▸ Activity: Pictures do not belong in the copy; quote every entry below exactly.
─── Data for the task
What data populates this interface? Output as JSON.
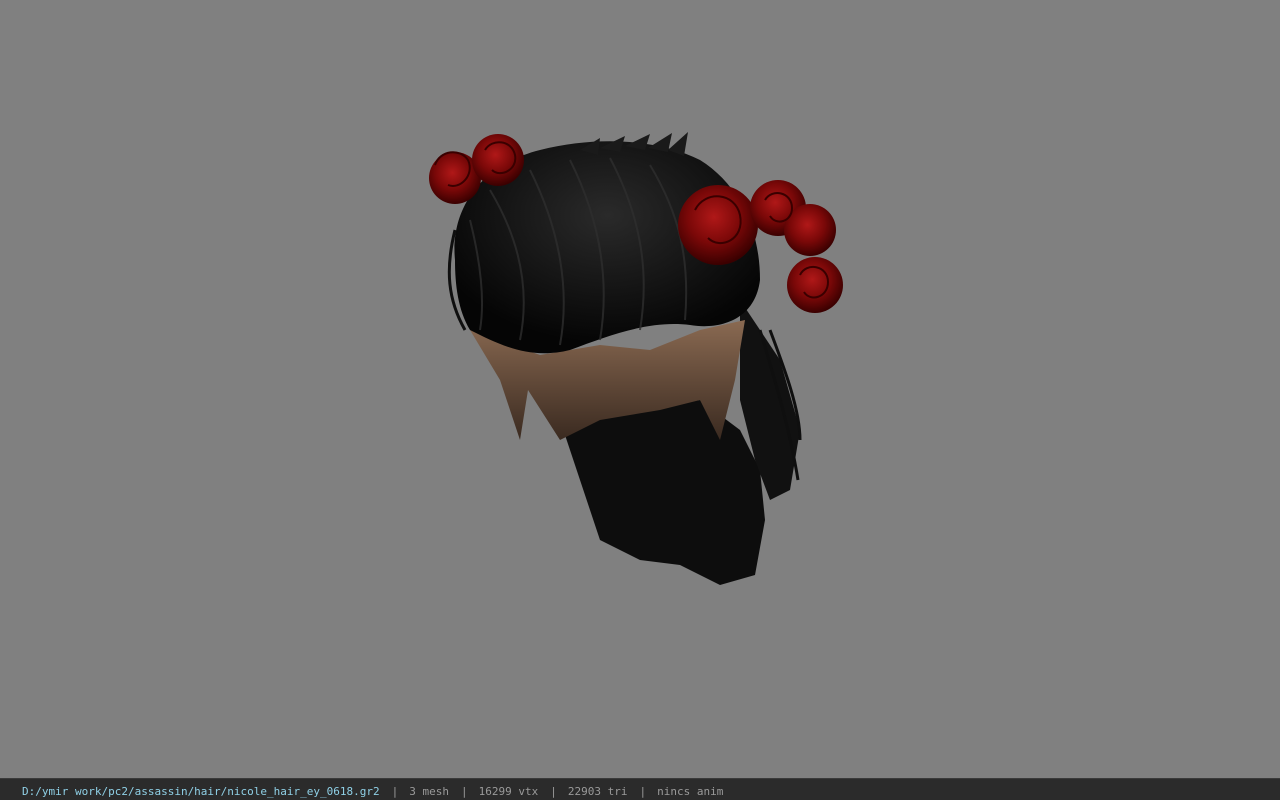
{
  "viewer": {
    "background_color": "#808080",
    "model_icon": "hair-model-icon"
  },
  "statusbar": {
    "file_path": "D:/ymir work/pc2/assassin/hair/nicole_hair_ey_0618.gr2",
    "separator": "|",
    "mesh_count": "3 mesh",
    "vertex_count": "16299 vtx",
    "triangle_count": "22903 tri",
    "animation": "nincs anim",
    "path_color": "#8fd0e6",
    "info_color": "#9a9a9a"
  }
}
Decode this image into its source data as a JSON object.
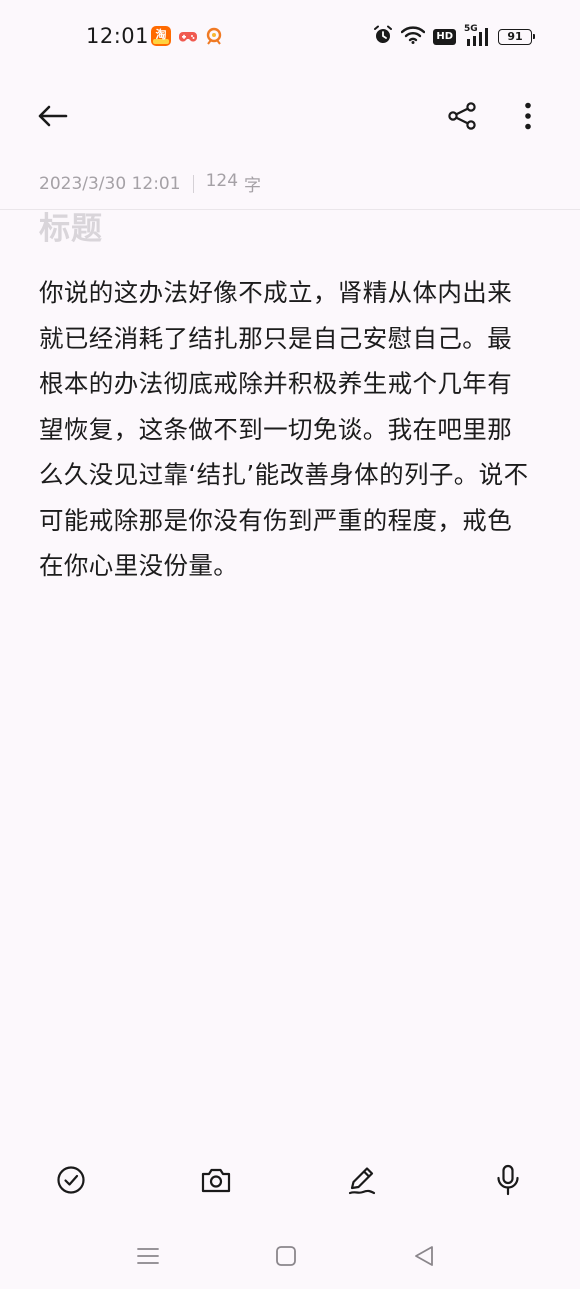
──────
▸ Answer space:
What data populates this interface? Output as JSON.
{
  "viewer": {
    "background_color": "#808080",
    "model_icon": "hair-model-icon"
  },
  "statusbar": {
    "file_path": "D:/ymir work/pc2/assassin/hair/nicole_hair_ey_0618.gr2",
    "separator": "|",
    "mesh_count": "3 mesh",
    "vertex_count": "16299 vtx",
    "triangle_count": "22903 tri",
    "animation": "nincs anim",
    "path_color": "#8fd0e6",
    "info_color": "#9a9a9a"
  }
}
Decode this image into its source data as a JSON object.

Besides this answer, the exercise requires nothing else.